Manitoba is reported to have about 2,500 cases of Spanish influenza.

The Kaiser assures Germans they shall be the freest people on earth.

Revolution has begun in Montenegro and Austrians are evacuating.

The Canadian patrol steamer Galiano is believed to have been lost on the Pacific Coast.

Austrian soldiers are hustling out of Italy as fast as they can, but the dagos have caught 30,000 in a week.

How repentant the German people are may be gathered from refusal of the Reichstag to discuss President Wilson’s note.

Two weeks fighting in Belgium resulted in over 18,000 German soldiers, 500 cannons and 12,000 machine guns being captured.

The allies war council has prepared armistice and peace terms for the Kaiser, which will probably be communicated concurrently with the elimination of Austria as well as Turkey from the fighting.

Teddy Roosevelt is after President Wilson’s scalp— and may get it. Here is a bit of the ridicule hurled at the President: “Here’s to our Czar; last in war, first toward peace; long may he waver.”

Thernton Baxter, of Neepawa, was again reported wounded this week.

N.L. Dring was amongst the Canadian casualties published yesterday— killed in action.

Next to the Kaiser, the most despicable criminals on this earth are Lenin and Trotzky. The war will not be over until they get theirs.

90 years ago,


November 2, 1928

Quebec has 10,000 miles of improved roads.

It has been discovered that a Spanish monk of the 17th century wrote a book in which he envisioned the future of the airplane.

80 years ago,


November 1, 1938

Nazi pressure to force Jews out of business and out of Germany is steadily becoming heavier.

Hungary and Czechoslovakia have agreed to let Germany and Italy mediate their territorial dispute.

Dancing to swing music causes thick ankles and sluggish minds according to an eminent American Osteopath.

Germany now demands the return of all her colonies, without exception, taken from her by the Versailles treaty.

Germany has been granted a railway corridor across Czechoslovakia from Silesia to Austria without passport or customs control.

Earl Stanhope has been appointed first Lord of the Admiralty to succeed Alfred Duff Cooper who resigned his post in the Chamberlain government after the recent crisis.

Japan has called in one-sen copper coins and put aluminum coins in circulation in their stead. This will permit an annual saving of 900 tons of copper, which the army needs.

Premier Daladier of France expressed hope last week of a French understanding with Germany and Italy, but told the nation her future security lay largely in development of her colonial empire. He attacked French Communists for “sabotage” of the government’s efforts.

70 years ago,

November, 1948

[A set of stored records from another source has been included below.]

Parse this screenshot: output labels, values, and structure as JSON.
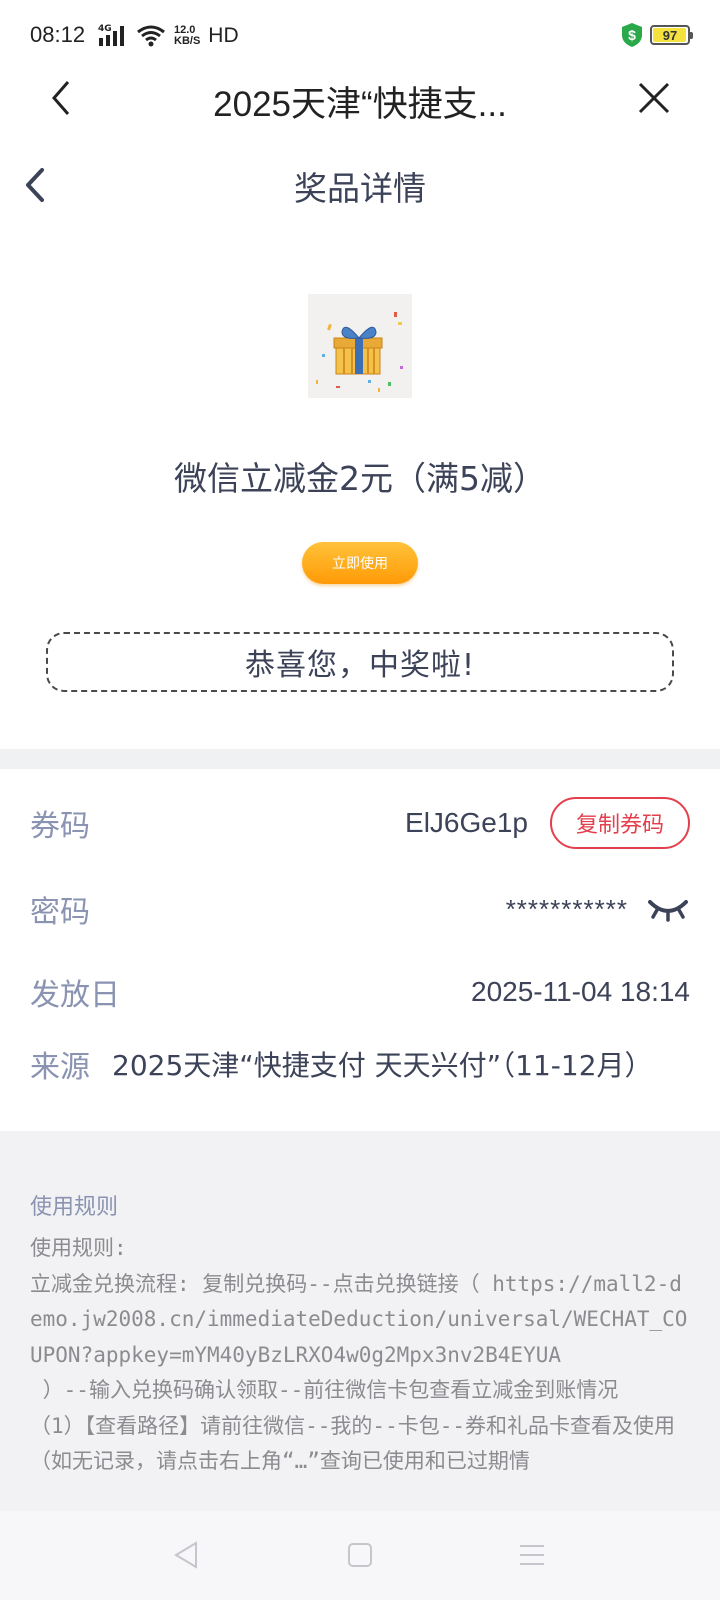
{
  "status_bar": {
    "time": "08:12",
    "network": "4G",
    "speed_value": "12.0",
    "speed_unit": "KB/S",
    "hd": "HD",
    "battery": "97",
    "battery_level": 0.97,
    "shield_color": "#2aa84a",
    "icons": [
      "signal-icon",
      "wifi-icon",
      "shield-dollar-icon",
      "battery-icon"
    ]
  },
  "titlebar": {
    "title": "2025天津“快捷支...",
    "back_icon": "chevron-left-icon",
    "close_icon": "close-icon"
  },
  "page": {
    "title": "奖品详情",
    "back_icon": "chevron-left-icon"
  },
  "prize": {
    "image_icon": "gift-box-icon",
    "name": "微信立减金2元（满5减）",
    "use_button": "立即使用",
    "congrats": "恭喜您，中奖啦!"
  },
  "details": {
    "code_label": "券码",
    "code_value": "ElJ6Ge1p",
    "copy_button": "复制券码",
    "password_label": "密码",
    "password_value": "***********",
    "password_icon": "eye-closed-icon",
    "date_label": "发放日",
    "date_value": "2025-11-04 18:14",
    "source_label": "来源",
    "source_value": "2025天津“快捷支付 天天兴付”（11-12月）"
  },
  "rules": {
    "title": "使用规则",
    "body": "使用规则:\n立减金兑换流程: 复制兑换码--点击兑换链接（ https://mall2-demo.jw2008.cn/immediateDeduction/universal/WECHAT_COUPON?appkey=mYM40yBzLRXO4w0g2Mpx3nv2B4EYUA\n ）--输入兑换码确认领取--前往微信卡包查看立减金到账情况\n（1）【查看路径】请前往微信--我的--卡包--券和礼品卡查看及使用（如无记录，请点击右上角“…”查询已使用和已过期情"
  },
  "navbar": {
    "back": "nav-back-icon",
    "home": "nav-home-icon",
    "menu": "nav-menu-icon"
  },
  "colors": {
    "text_primary": "#3c4258",
    "label": "#8a93b1",
    "accent_red": "#e3404e",
    "button_orange": "#ff9a06"
  }
}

More than 300 boys and girls in costumes attended the Neepawa Lions Club Hallowe’en Party. A highlight of this year’s show was the monster parade led by the Lions Club Band, organized under bandmaster Vern Johnson.

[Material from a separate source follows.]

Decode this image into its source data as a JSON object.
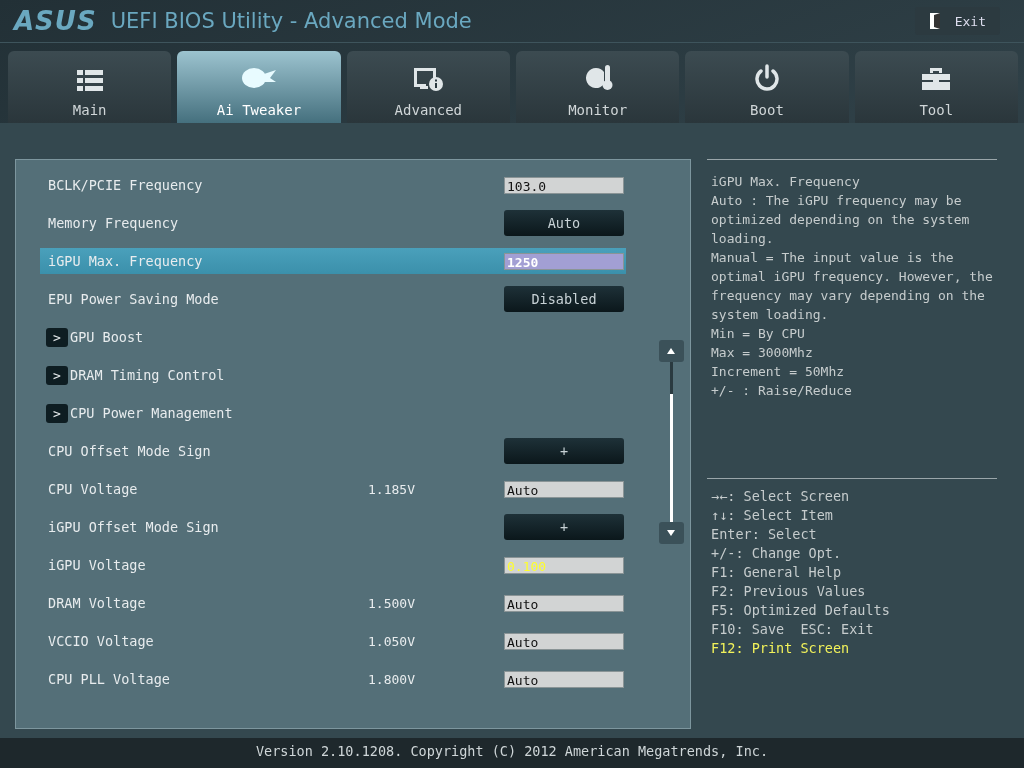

60 years ago,


November 4, 1958

Large numbers of attractive costumes made choosing winners a difficult problem for the judges at the Lions’ Hallowe’en Party Friday night.

50 years ago,


November 1, 1968

The folks out at Agassiz Drive-In had an embarrassing experience last week when they discovered salt had been used instead of sugar to make syrup for ice cream topping. Yech!

40 years ago,


November 2, 1978

Approximately 70 persons attended the Genetics Seminar held at East View Lodge on Thursday, Oct. 26. The one-day course featured Dr. Jane Evans, Dr. Diane Thompson and Dr. Alasdair Hunter, all of the Health Sciences Centre in Winnipeg. The topics centered on types of genetic diseases and chromosomal diseases, how we inherit, an approach to diagnosis, prenatal diagnosis and genetic counseling.

30 years ago,


November 1, 1988

In 1985, we bought just under $2.7 billion worth of tickets for government-sponsored lotteries, up from $485 million in 1976. Ticket sales for such lotteries have moved steadily upward since 1969, when they were made legal after some 70 years under a Criminal Code ban.

20 years ago,


November 2, 1998

Nine new donors turned out for the Canadian Blood Services first blood donor clinic in Neepawa last month.

In total, 178 people donated blood during the day-long clinic.

Canadian Blood Services now handles the nation’s blood services in place of the Red Cross.

Editor’s note: No date could be gatherer for the 1948 section.